DIRECTIONS FOR THIS TASK - Please find all lines in the data that hold the string "true" and copy them.

ENTRIES PROVIDED -
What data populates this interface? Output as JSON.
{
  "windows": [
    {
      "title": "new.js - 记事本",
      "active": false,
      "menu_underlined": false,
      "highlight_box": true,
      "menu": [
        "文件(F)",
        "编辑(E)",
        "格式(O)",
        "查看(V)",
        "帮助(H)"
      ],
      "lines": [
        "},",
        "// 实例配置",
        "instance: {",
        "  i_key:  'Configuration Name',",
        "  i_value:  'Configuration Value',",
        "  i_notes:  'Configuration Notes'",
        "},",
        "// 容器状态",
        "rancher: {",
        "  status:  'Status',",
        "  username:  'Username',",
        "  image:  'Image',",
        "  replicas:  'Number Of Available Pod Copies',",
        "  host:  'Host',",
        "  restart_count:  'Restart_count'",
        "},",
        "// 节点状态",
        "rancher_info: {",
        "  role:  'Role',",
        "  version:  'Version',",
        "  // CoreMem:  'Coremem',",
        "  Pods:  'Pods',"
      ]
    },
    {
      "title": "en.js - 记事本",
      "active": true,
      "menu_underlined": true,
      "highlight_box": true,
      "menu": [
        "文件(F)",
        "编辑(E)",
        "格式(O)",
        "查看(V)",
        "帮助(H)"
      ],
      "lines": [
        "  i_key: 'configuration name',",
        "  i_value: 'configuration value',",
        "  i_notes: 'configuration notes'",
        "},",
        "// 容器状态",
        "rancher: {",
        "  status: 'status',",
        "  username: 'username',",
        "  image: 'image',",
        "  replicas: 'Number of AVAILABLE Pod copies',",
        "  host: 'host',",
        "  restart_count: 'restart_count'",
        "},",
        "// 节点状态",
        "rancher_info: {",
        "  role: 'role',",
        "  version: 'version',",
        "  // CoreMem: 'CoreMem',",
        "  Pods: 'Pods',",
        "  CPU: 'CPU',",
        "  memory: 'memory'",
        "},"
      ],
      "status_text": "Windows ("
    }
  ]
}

ANSWER FOR THE TASK -
      "highlight_box": true,
      "active": true,
      "menu_underlined": true,
      "highlight_box": true,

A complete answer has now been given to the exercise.